Erynn Mangum

Erynn Mangum is the author of the new Paige Alder series (Paige Torn, Paige Rewritten and Paige Turned), Match Made, the fourth book in the popular Lauren Holbrook series coming this December, as well as many other novels and e-novellas. She loves being the busy mom of two boys and spends the majority of her days outside playing with them. You can find out more about her and her books at

Author By Night

A Cup of Fun, A Dash of Tedious

I was with one of my friends at the park the other day. We had met up to let our kids get some of their excess energy out. And by “excess” I mean really “normal.”

While we were there, we got to talking about our lives outside of the kids. My friend asked me about my writing and how I was doing as far as making my deadline in a few weeks. Then she said something I rarely hear: “I realized the other day that you probably hate writing some of the time.”

Ninety percent of the time, I get comments about how lucky I am to be able to stay home with the kids and write. And yes, a million times yes, I am incredibly blessed to do what I love. I love that I get to schedule my days, and, as long as I make my deadlines, I get the freedom to do whatever I want with the rest of my time.

However, some days I really, really do not want to sit down and write. There are days I would rather do almost anything else. Other days I invent almost anything else to do just so I don’t have to write (“holy smokes, look at the grout by my fireplace! I have to clean that right now”). Paige Turned

Have you ever been there?

I have met writers who gush about how they write for hours and hours and into the night, and they don’t realize they haven’t slept in days because the writing is just fighting to get out of their bodies. They talk about “hearing the voices” in their heads and how they ache to sit and get their stories onto the page.

I am so happy for them, but it is not like that for me.

Writing for me is work. Hard work sometimes. Much harder work now that I’m balancing it with two kids and a husband and the occasional side job and taking care of a house that seems to go from pristine to worse than a mass-egg-producing chicken coop within about ten seconds flat. I struggle to find a regular time to write, and once I find it, it only stays that way for a few weeks before kids change and schedules change, and all of a sudden I’m back to trying to squeak out a few words in the early morning or late night.

There are days when I get the boys into bed and the absolute last thing I want to do is work on my deadline.

Maybe you’re like me. And maybe we both could use a little dose of encouragement and motivation today. Following are my Three Favorite Ways to Get Excited About Writing Time:

1. The hands down best motivation for me to get words onto a page is to have a sweet, freshly baked treat waiting for me when I finish my word count. I bake or buy cookies, lemon bars, brownies, or whatever sounds really good that day, and then I tell myself that I can have one only if I write two thousand words. Is this the same technique used on dogs? Yes. Is it effective? Yes.

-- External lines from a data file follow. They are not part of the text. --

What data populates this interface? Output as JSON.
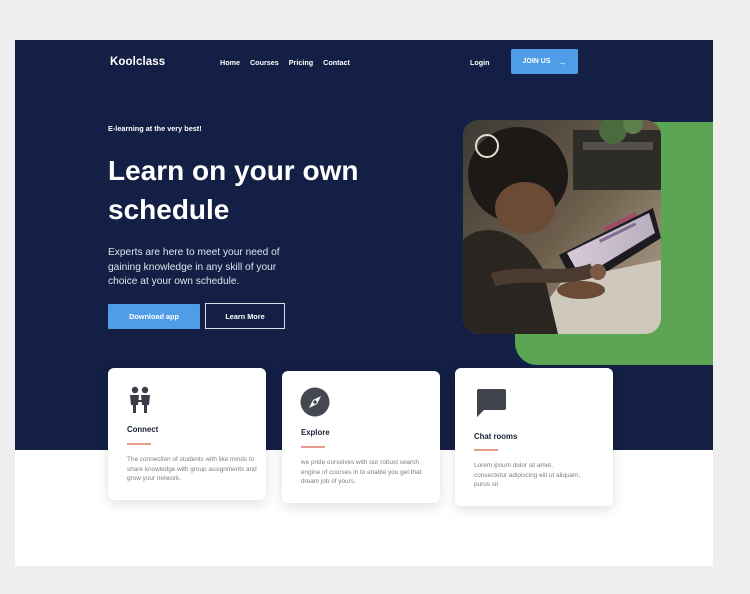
{
  "brand": {
    "name": "Koolclass"
  },
  "nav": {
    "items": [
      "Home",
      "Courses",
      "Pricing",
      "Contact"
    ]
  },
  "header": {
    "login_label": "Login",
    "join_label": "JOIN US"
  },
  "hero": {
    "tagline": "E-learning at the very best!",
    "headline": "Learn on your own schedule",
    "description": "Experts are here to meet your need of gaining knowledge in any skill of your choice at your own schedule.",
    "primary_button": "Download app",
    "secondary_button": "Learn More"
  },
  "features": [
    {
      "title": "Connect",
      "icon": "people-icon",
      "text": "The connection of students with like minds to share knowledge with group assignments and grow your network."
    },
    {
      "title": "Explore",
      "icon": "compass-icon",
      "text": "we pride ourselves with our robust search engine of courses in  to enable you get that dream job of yours."
    },
    {
      "title": "Chat rooms",
      "icon": "chat-icon",
      "text": "Lorem ipsum dolor sit amet, consectetur adipiscing elit ut aliquam, purus sit"
    }
  ],
  "colors": {
    "navy": "#131f44",
    "accent_blue": "#4e9de6",
    "accent_green": "#5ba553",
    "underline": "#e79b8e"
  }
}
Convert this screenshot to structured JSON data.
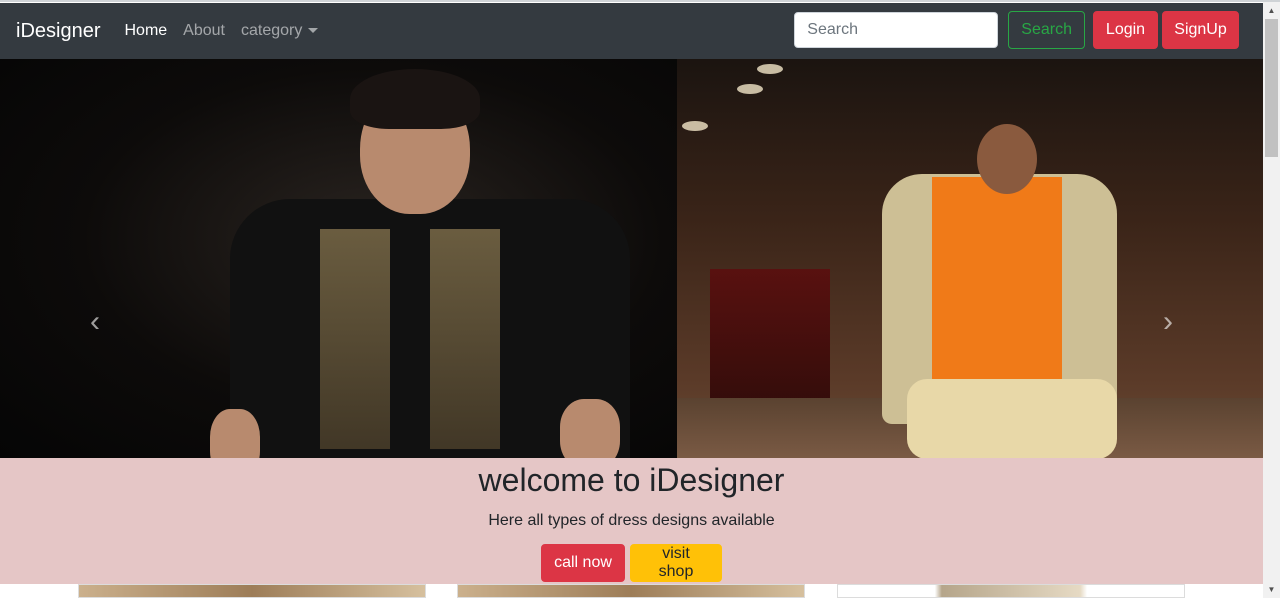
{
  "navbar": {
    "brand": "iDesigner",
    "links": [
      {
        "label": "Home",
        "active": true
      },
      {
        "label": "About",
        "active": false
      },
      {
        "label": "category",
        "active": false,
        "dropdown": true
      }
    ],
    "search": {
      "placeholder": "Search",
      "value": ""
    },
    "search_button": "Search",
    "login_button": "Login",
    "signup_button": "SignUp"
  },
  "carousel": {
    "prev_icon": "chevron-left-icon",
    "next_icon": "chevron-right-icon"
  },
  "hero": {
    "title": "welcome to iDesigner",
    "subtitle": "Here all types of dress designs available",
    "call_button": "call now",
    "shop_button": "visit shop"
  },
  "colors": {
    "navbar_bg": "#343a40",
    "hero_bg": "#e5c6c6",
    "danger": "#dc3545",
    "success": "#28a745",
    "warning": "#ffc107"
  }
}
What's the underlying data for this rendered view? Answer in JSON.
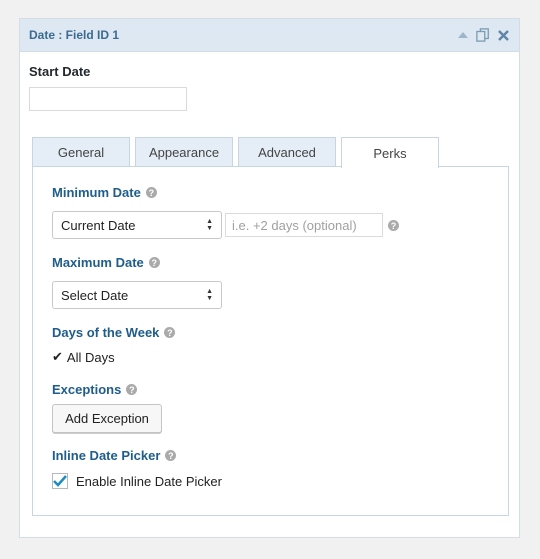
{
  "panel": {
    "title": "Date : Field ID 1",
    "field_label": "Start Date"
  },
  "tabs": [
    {
      "label": "General"
    },
    {
      "label": "Appearance"
    },
    {
      "label": "Advanced"
    },
    {
      "label": "Perks",
      "active": true
    }
  ],
  "perks": {
    "minimum_date": {
      "label": "Minimum Date",
      "select_value": "Current Date",
      "offset_placeholder": "i.e. +2 days (optional)"
    },
    "maximum_date": {
      "label": "Maximum Date",
      "select_value": "Select Date"
    },
    "days_of_week": {
      "label": "Days of the Week",
      "value": "All Days"
    },
    "exceptions": {
      "label": "Exceptions",
      "button_label": "Add Exception"
    },
    "inline_picker": {
      "label": "Inline Date Picker",
      "checkbox_label": "Enable Inline Date Picker",
      "checked": true
    }
  },
  "icons": {
    "help": "?",
    "checkmark": "✔",
    "collapse": "▲",
    "duplicate": "⧉",
    "close": "✕"
  },
  "colors": {
    "header_bg": "#dde8f2",
    "accent_blue": "#1f5d8b",
    "checkbox_blue": "#1e8cbe"
  }
}
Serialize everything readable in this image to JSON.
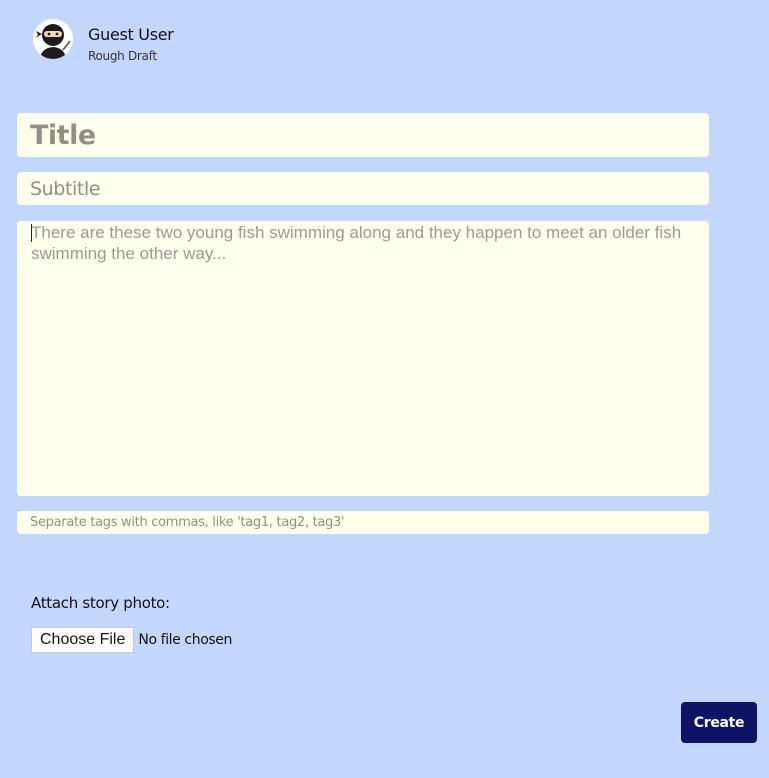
{
  "author": {
    "name": "Guest User",
    "status": "Rough Draft",
    "avatar_icon": "ninja-avatar-icon"
  },
  "form": {
    "title_placeholder": "Title",
    "subtitle_placeholder": "Subtitle",
    "body_placeholder": "There are these two young fish swimming along and they happen to meet an older fish swimming the other way...",
    "tags_placeholder": "Separate tags with commas, like 'tag1, tag2, tag3'",
    "attach_label": "Attach story photo:",
    "choose_file_label": "Choose File",
    "file_status": "No file chosen",
    "create_label": "Create"
  },
  "colors": {
    "background": "#c4d8ff",
    "field_background": "#ffffee",
    "create_button": "#0d1466"
  }
}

2. I have heard that the best way to get motivated about working out is to put on your workout clothes and shoes. Supposedly, something clicks and you are ready to workout. I use that same philosophy in my writing. I cannot write in a messy room. Before I send my four-year-old to his rest time and I settle in to write, we take about ten minutes and clean up the living room. Figure out what scenery helps you get into the mood. Are you a coffee shop writer? Head to Starbucks. Are you a headphones-in, staring at the corner of your bedroom writer? Get to your room.

3. The snack and the clean room would all be a waste, though, if I didn’t do this last thing: eliminate distractions. And in my house, I call the distractions Nathan and Parker. My boys are the most precious things in the entire universe, but if I have any hope of getting anything done, they and their endless questions and very kissable cheeks have to be out of the room. Rest and nap time are priorities. Or if naps don’t align, I make sure to have kid-free time during the evening or early morning. I have tried to write while they watch Sesame Street in the other room, but it always goes poorly. It’s best if they are out of sight, out of hearing, and out of reach of my “Yay, I Made My Word Count Lemon Bar.”

I love to write. Sometimes I have to remind myself that I love it, but I honestly do love my job. It’s not just a job or a career but also a calling.

How do you get motivated to write after a long day working a different job?